What you have to do |
From the entries, return every line where the string "value" shows up.

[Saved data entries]
****

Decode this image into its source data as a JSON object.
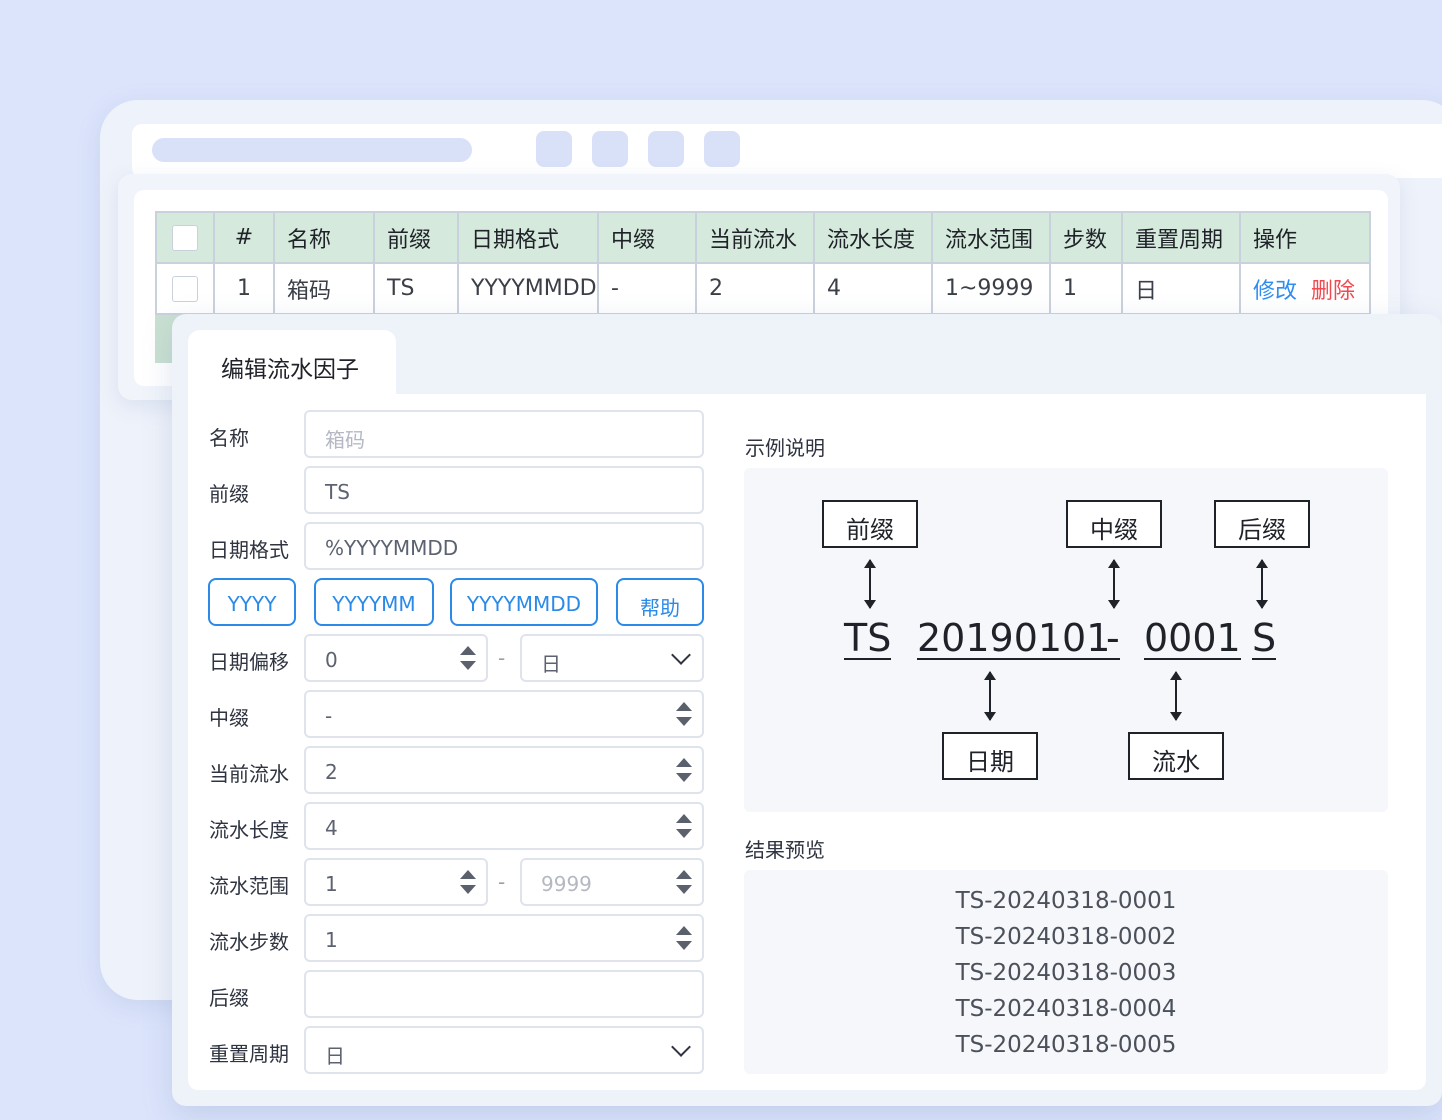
{
  "colors": {
    "accent": "#2b8ae8",
    "danger": "#f2484f",
    "header_bg": "#d5eadc",
    "page_bg": "#dbe4fb"
  },
  "table": {
    "headers": [
      "#",
      "名称",
      "前缀",
      "日期格式",
      "中缀",
      "当前流水",
      "流水长度",
      "流水范围",
      "步数",
      "重置周期",
      "操作"
    ],
    "rows": [
      {
        "index": "1",
        "name": "箱码",
        "prefix": "TS",
        "date_format": "YYYYMMDD",
        "infix": "-",
        "current_serial": "2",
        "serial_length": "4",
        "serial_range": "1~9999",
        "step": "1",
        "reset_cycle": "日",
        "edit": "修改",
        "delete": "删除"
      }
    ]
  },
  "dialog": {
    "tab_title": "编辑流水因子",
    "form": {
      "name": {
        "label": "名称",
        "placeholder": "箱码"
      },
      "prefix": {
        "label": "前缀",
        "value": "TS"
      },
      "date_format": {
        "label": "日期格式",
        "value": "%YYYYMMDD"
      },
      "format_buttons": [
        "YYYY",
        "YYYYMM",
        "YYYYMMDD",
        "帮助"
      ],
      "date_offset": {
        "label": "日期偏移",
        "value": "0",
        "separator": "-",
        "unit": "日"
      },
      "infix": {
        "label": "中缀",
        "value": "-"
      },
      "current_serial": {
        "label": "当前流水",
        "value": "2"
      },
      "serial_length": {
        "label": "流水长度",
        "value": "4"
      },
      "serial_range": {
        "label": "流水范围",
        "min": "1",
        "separator": "-",
        "max_placeholder": "9999"
      },
      "serial_step": {
        "label": "流水步数",
        "value": "1"
      },
      "suffix": {
        "label": "后缀",
        "value": ""
      },
      "reset_cycle": {
        "label": "重置周期",
        "value": "日"
      }
    },
    "example": {
      "title": "示例说明",
      "boxes": {
        "prefix": "前缀",
        "infix": "中缀",
        "suffix": "后缀",
        "date": "日期",
        "serial": "流水"
      },
      "parts": {
        "prefix": "TS",
        "date": "20190101",
        "infix": "-",
        "serial": "0001",
        "suffix": "S"
      }
    },
    "preview": {
      "title": "结果预览",
      "lines": [
        "TS-20240318-0001",
        "TS-20240318-0002",
        "TS-20240318-0003",
        "TS-20240318-0004",
        "TS-20240318-0005"
      ]
    }
  }
}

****

Answer for the task |
        "value": "TS"
        "value": "%YYYYMMDD"
        "value": "0",
        "value": "-"
        "value": "2"
        "value": "4"
        "value": "1"
        "value": ""
        "value": "日"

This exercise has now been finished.